(416) 864 - 6200

Tax & Trade Blog

  • Home
    Home This is where you can find all the blog posts throughout the site.
  • Categories
    Categories Displays a list of categories from this blog.
  • Tags
    Tags Displays a list of tags that have been used in the blog.
  • Bloggers
    Bloggers Search for your favorite blogger from this site.
  • Archives
    Archives Contains a list of blog posts that were created previously.

Third-Party Claims Protect Your Property!

Posted by on in Customs & Trade Blog
  • Font size: Larger Smaller
  • Hits: 486
  • Subscribe to this entry
  • Print

We frequently act for Clients whose goods or vehicles have been seized by Canada Border Services Agency (“CBSA”).   More often that one would think, these seizures involve goods or conveyances (e.g., tractor-trailers, utility vehicles, transport trailers) that are owned by a person other than the importer (e.g., lease goods, borrowed goods, goods subject to a PPSA security).

Where this happens, the true owner is a third party to the seizure but must often take specific steps to protect its legal interest in the seized property.   If nothing is done, the owner can often find the goods subject to forfeit and sold or disposed of by CBSA!

Customs Seizures & Forfeitures

Generally speaking, section 110 of the Customs Act allows CBSA officers to seize as forfeit any goods or conveyances involved in a contravention of the Act. Seizures generally result in CBSA trying to identify and third parties with an interest in the seized property (“Interested Party”).

Strict time limits are provided to an Interested Party for taking next appropriate steps, and which may start even BEFORE the Interested Party even becomes aware of the seizure. Time thus becomes of the essence.

Since there are several possible hurdles before an Interested Party will be able to succeed with a third-party claim, including showing that they took “all reasonable care”, the burden and onus of making out a case for ownership and entitlement to the goods can be a high bar, usually being assisted by professional advice.

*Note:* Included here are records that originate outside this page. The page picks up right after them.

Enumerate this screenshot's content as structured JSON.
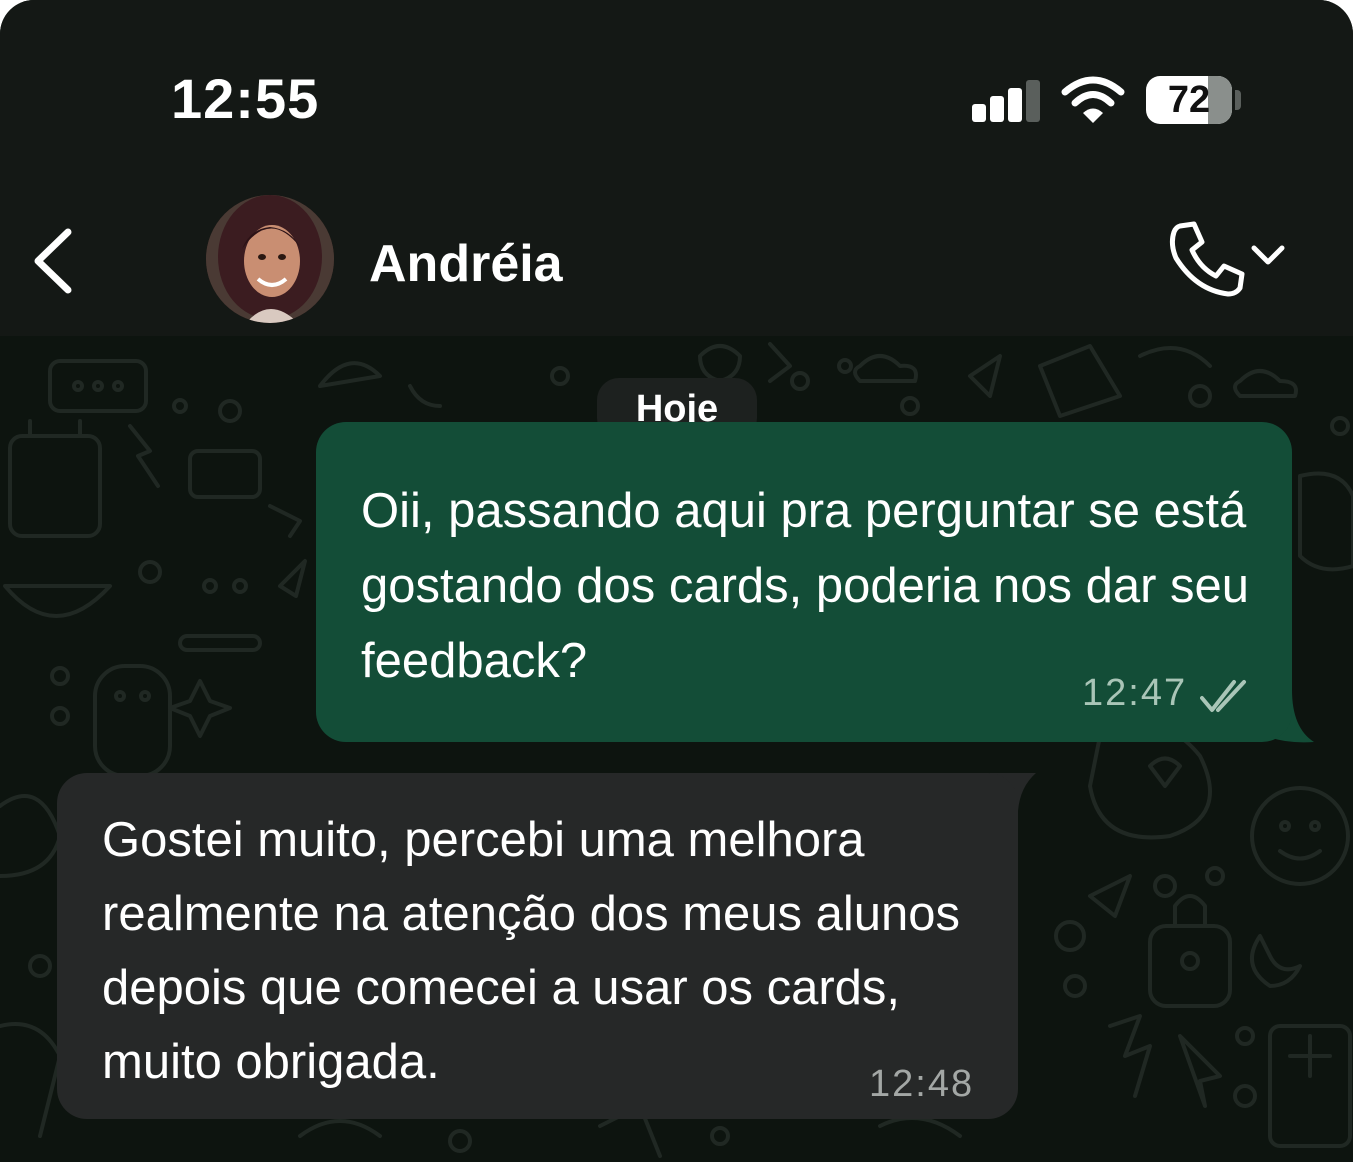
{
  "status_bar": {
    "time": "12:55",
    "battery": "72",
    "icons": [
      "signal-bars-icon",
      "wifi-icon",
      "battery-icon"
    ]
  },
  "header": {
    "back_icon": "chevron-left-icon",
    "contact_name": "Andréia",
    "call_icon": "phone-icon",
    "call_menu_icon": "chevron-down-icon"
  },
  "chat": {
    "date_label": "Hoje",
    "messages": [
      {
        "direction": "outgoing",
        "text": "Oii, passando aqui pra perguntar se está gostando dos cards, poderia nos dar seu feedback?",
        "time": "12:47",
        "status_icon": "double-check-icon"
      },
      {
        "direction": "incoming",
        "text": "Gostei muito, percebi uma melhora realmente na atenção dos meus alunos depois que comecei a usar os cards, muito obrigada.",
        "time": "12:48"
      }
    ]
  },
  "colors": {
    "outgoing_bubble": "#134d37",
    "incoming_bubble": "#262828",
    "header_bg": "#141815",
    "chat_bg": "#0d140f"
  }
}
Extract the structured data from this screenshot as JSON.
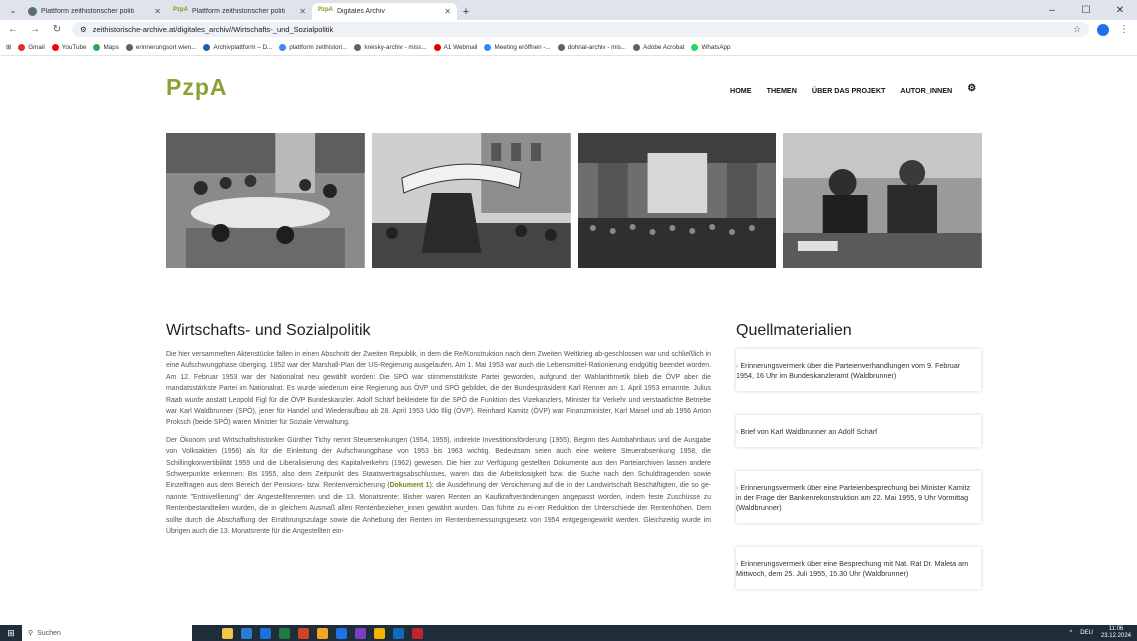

Even then, other challenges may exist with respect to getting a conveyance back. Also note that seizures and forfeitures can also be made under a number of other Acts, including the Proceeds of Crime (Money Laundering) and Terrorist Financing Act and the Criminal Code, which means that a variety of different rules and appeal mechanisms could also exist depending on the facts of the matter.


If you own or have an interest in goods, vehicles or conveyances seized at the border, time is of the essence, and you may need professional advice and assistance in trying to gain release of your property.

Do you require assistance in this area?  If so, please click here.

Want a PDF copy of this blog?

Last modified on


  • No comments made yet. Be the first to submit a comment

Leave your comment

Guest Friday, 01 March 2024

Toronto Office

10 Lower Spadina Avenue, Suite 200, Toronto, Ontario, M5V 2Z2 Canada
Phone: (416) 864-6200| Fax: (416) 864-6201

Client Login

To access the Millar Kreklewetz LLP secure client file transfer system, please log in.